• Prepare yourself for seemingly inexplicable laughter each time someone mentions the green-bean casserole. You see, in the reefer subculture, the word “green” is considered hilarious because it’s – get this – the same color as the marijuana plant. So don’t be surprised by an exchange like this one.
YOU: Will you please pass the green-bean casserole?
OTHER PERSON: Oh, you want the GREEN beans? Sure, here are the GREEN beans. Hahahaha.
OTHER PERSON 2: Hahahaha. Green. Green beans. I bet they’re really green, huh? Hahahaha.
OTHER PERSON: Hahahahaha.
OTHER PERSON 2: Ha! Haha! Green! Hahaha!
COMPLETE STRANGER WHO HAS JUST WALKED IN YOUR FRONT DOOR BECAUSE NOBODY REMEMBERED TO SHUT IT: Can I use your bathroom? Hey, is that a green-bean casserole? Green! Hahahaha.
YOU: Um – you still haven’t passed it to me.
• You know that speech you have to give to the kids’ table every year, the one about how food is not a toy and that making elaborate, “Close Encounters”-like mashed-potato sculptures is not the proper way to behave at dinner? Well, you might want to start practicing an adult version of that.

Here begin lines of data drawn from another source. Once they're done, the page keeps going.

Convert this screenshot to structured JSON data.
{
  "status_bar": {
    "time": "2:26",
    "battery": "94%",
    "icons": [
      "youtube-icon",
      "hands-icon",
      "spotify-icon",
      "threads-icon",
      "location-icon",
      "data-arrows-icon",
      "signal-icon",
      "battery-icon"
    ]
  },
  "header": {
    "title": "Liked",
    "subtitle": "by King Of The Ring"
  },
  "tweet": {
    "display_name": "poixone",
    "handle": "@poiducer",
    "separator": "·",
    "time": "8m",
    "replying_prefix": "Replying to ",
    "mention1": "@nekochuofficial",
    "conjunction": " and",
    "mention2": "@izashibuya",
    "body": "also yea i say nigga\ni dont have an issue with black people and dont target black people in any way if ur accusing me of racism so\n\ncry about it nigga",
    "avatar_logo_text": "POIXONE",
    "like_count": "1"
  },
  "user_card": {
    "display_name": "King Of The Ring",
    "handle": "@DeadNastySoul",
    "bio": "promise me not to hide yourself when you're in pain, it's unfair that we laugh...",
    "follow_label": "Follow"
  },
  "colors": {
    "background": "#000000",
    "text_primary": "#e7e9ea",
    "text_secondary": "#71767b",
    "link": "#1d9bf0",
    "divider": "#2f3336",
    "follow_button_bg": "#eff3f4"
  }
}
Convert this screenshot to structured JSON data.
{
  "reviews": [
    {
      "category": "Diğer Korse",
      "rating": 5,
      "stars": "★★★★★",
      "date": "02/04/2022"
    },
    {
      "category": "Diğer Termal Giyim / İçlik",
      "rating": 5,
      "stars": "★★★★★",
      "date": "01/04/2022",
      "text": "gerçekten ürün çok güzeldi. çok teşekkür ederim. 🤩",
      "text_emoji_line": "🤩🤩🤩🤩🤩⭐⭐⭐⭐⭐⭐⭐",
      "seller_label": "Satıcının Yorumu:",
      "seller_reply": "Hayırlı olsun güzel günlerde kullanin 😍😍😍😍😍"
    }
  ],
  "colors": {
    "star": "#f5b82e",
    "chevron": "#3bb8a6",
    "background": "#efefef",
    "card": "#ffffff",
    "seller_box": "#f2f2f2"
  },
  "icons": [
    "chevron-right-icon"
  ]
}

• Whatever game you thought you were going to watch on TV after dinner, well – new legislation demands new post-dinner entertainment. You’ll probably have to watch “Green Acres.” Or “The Green Mile.” Or “Anne of Green Gables.” Or “How Green Was My Valley?” Or “Soylent Green.” Or “Harold and Kumar go to White Castle.”
• If dinner is scheduled for 4 p.m., there’ll be those who will be very vocal about how much cooler it would be if it started at 4:20. Same holds true if dinner is scheduled for 2.
• The exotic deliciousness of a turducken might be overshadowed by its conceptual density. A chicken shoved in a duck shoved in a turkey? Whoa. That’s – that’s a lot to get your head around. Maybe I’ll just stick with the nachos for now.
• If you’re hosting a big gathering and have asked your guests to bring a pot-luck side dish, you’ll want to set up an additional table just for nachos. Also, anticipate the prolonged hilarity as each person arrives and announces how fitting it is that it’s a “pot” luck. “Get it? Pot luck! Pot?” This will become exponentially more tedious if someone brings green-bean casserole as their side.
• Coloradans. Coloradans. Am I even pronouncing it right? Coloradans.
(Coming soon: More post-election holiday refinements. Dreaming of a green Christmas. No, that’s not mistletoe, and these boughs that I’m decking the halls with are not holly.)